REQUIRED WORK
Filter the material below down to the lines with the word "JSON" and give those lines.

INFORMATION SUPPLIED
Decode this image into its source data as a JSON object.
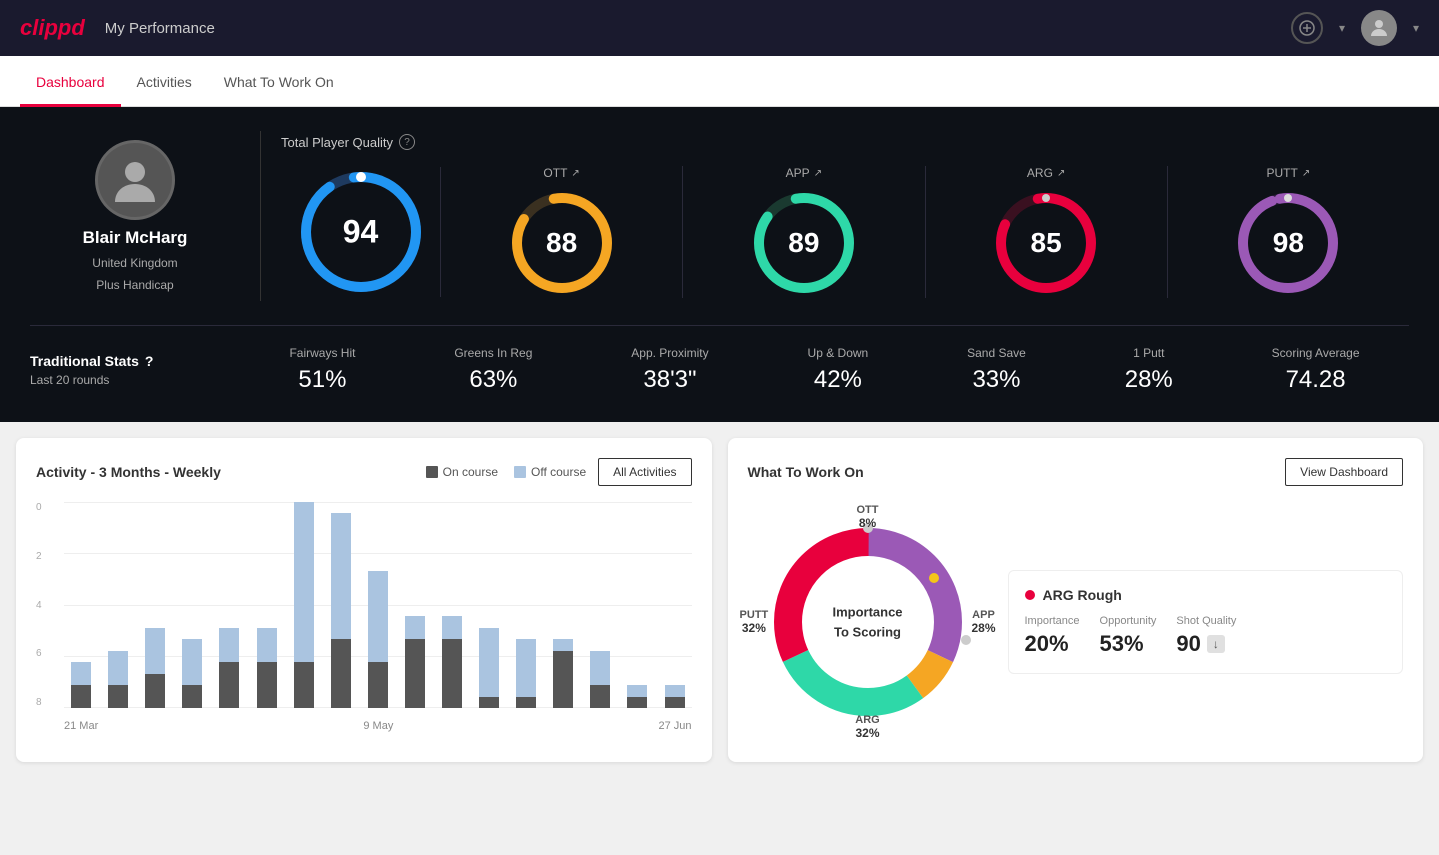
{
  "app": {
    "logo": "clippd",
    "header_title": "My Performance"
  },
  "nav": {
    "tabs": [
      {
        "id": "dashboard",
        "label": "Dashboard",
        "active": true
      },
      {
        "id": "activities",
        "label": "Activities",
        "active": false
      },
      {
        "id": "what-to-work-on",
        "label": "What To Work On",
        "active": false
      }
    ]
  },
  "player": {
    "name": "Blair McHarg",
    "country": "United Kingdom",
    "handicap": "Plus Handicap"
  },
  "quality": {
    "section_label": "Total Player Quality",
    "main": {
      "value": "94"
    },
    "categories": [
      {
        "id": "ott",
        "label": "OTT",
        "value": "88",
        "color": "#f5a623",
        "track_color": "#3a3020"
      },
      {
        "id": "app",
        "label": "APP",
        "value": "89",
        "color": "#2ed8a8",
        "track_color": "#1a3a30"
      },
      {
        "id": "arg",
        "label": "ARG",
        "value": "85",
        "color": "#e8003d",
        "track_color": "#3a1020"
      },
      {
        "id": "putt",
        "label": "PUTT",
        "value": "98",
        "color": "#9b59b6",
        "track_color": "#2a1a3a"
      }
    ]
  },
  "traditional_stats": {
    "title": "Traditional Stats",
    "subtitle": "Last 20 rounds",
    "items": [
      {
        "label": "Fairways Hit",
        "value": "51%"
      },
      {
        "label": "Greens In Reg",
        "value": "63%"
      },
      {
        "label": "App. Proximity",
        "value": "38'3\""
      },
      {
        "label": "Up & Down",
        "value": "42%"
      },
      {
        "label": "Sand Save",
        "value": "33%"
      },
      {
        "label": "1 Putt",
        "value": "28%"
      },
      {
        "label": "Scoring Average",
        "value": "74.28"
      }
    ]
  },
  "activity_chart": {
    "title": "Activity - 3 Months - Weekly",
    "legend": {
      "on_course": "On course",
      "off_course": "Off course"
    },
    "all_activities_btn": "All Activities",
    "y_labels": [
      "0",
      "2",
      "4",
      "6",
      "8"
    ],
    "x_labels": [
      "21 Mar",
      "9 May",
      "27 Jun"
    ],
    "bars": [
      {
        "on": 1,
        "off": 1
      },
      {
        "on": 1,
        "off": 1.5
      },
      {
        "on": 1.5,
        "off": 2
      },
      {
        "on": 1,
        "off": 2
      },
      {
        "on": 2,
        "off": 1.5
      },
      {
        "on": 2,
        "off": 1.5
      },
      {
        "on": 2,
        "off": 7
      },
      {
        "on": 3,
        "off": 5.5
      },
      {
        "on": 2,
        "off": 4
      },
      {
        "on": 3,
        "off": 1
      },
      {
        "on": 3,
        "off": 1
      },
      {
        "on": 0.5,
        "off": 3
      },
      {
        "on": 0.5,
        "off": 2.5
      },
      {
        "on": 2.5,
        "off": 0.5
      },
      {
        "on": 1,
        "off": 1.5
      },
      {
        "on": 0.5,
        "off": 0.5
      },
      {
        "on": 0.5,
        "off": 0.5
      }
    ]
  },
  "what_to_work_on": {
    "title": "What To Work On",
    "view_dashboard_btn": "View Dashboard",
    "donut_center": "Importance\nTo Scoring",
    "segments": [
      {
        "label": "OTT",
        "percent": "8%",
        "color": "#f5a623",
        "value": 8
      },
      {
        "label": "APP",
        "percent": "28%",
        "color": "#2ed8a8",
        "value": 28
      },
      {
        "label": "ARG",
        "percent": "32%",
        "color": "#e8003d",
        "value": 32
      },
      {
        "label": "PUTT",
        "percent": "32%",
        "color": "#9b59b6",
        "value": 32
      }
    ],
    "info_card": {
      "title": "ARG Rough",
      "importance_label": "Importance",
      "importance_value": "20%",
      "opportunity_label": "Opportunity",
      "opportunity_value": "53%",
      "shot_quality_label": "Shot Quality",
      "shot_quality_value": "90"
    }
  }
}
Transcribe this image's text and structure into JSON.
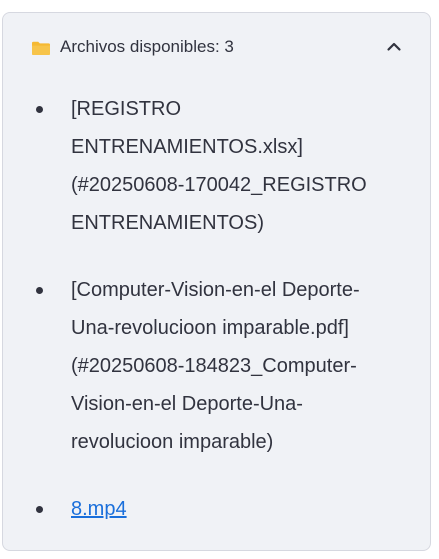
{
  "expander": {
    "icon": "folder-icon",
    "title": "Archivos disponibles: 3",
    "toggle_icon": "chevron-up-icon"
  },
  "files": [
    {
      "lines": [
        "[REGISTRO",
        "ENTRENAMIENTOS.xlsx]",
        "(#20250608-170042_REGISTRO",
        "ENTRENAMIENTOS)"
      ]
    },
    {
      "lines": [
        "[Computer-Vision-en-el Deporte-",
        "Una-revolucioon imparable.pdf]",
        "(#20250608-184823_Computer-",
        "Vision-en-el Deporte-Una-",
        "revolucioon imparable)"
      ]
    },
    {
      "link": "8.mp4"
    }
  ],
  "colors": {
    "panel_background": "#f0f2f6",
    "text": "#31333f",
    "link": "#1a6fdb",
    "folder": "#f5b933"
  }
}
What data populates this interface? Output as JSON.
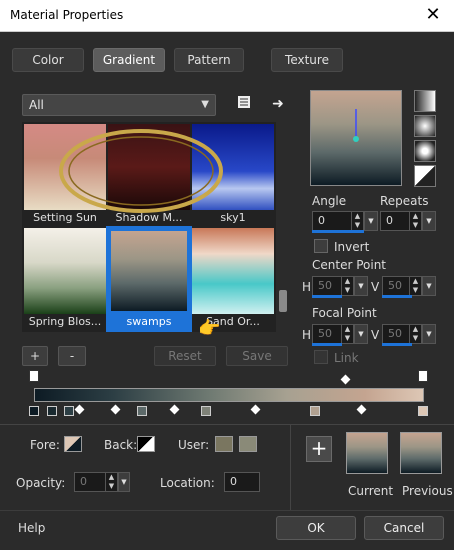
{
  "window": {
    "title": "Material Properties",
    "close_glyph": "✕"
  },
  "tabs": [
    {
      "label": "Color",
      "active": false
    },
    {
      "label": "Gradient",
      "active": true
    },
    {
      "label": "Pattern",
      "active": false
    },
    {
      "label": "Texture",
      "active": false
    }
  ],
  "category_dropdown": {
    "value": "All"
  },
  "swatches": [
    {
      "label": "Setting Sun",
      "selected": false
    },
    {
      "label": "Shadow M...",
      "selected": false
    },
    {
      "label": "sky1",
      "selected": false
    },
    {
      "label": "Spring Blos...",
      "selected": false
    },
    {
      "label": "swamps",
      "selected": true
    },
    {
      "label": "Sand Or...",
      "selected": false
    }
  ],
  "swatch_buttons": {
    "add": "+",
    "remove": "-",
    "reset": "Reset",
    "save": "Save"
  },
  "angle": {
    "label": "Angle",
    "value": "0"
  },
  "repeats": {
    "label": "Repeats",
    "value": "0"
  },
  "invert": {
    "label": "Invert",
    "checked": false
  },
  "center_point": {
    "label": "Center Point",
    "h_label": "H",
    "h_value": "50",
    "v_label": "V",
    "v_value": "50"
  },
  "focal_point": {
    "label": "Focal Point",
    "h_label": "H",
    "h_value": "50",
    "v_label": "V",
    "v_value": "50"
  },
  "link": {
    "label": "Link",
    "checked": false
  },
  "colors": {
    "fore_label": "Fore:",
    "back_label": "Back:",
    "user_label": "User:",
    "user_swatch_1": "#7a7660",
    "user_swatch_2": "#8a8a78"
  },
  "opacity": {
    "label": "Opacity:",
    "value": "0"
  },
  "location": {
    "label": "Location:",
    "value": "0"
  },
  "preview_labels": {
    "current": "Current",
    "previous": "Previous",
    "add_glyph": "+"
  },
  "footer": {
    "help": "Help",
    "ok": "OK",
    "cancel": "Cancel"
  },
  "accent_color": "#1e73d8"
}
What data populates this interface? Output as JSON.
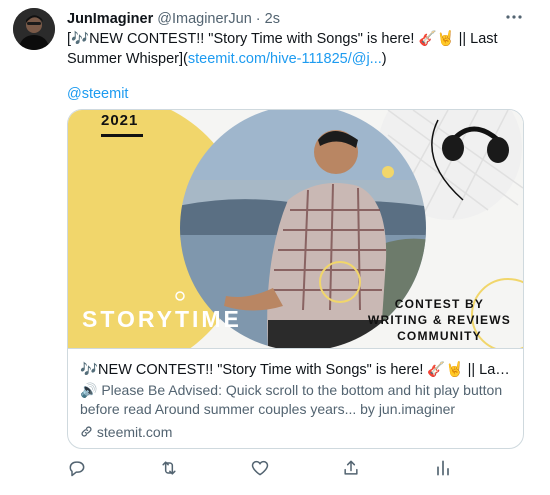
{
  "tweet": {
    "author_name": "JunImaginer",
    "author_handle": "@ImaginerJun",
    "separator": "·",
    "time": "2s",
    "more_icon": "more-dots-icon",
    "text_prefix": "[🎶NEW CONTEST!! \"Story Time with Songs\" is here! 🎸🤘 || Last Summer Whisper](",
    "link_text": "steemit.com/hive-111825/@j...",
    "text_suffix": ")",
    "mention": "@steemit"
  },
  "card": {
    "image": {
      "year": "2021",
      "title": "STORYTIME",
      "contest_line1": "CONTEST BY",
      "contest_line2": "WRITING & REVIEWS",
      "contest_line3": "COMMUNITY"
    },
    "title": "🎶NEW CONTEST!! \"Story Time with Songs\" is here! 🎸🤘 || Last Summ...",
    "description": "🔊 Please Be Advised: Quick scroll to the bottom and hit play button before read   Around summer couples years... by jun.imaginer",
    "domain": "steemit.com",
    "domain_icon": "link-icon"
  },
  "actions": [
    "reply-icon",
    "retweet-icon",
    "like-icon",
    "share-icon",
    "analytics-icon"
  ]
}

WRITTEN ANSWER
Decode this image into its source data as a JSON object.
Transcribe this image's text and structure into JSON.
What data populates this interface? Output as JSON.
What data populates this interface? Output as JSON.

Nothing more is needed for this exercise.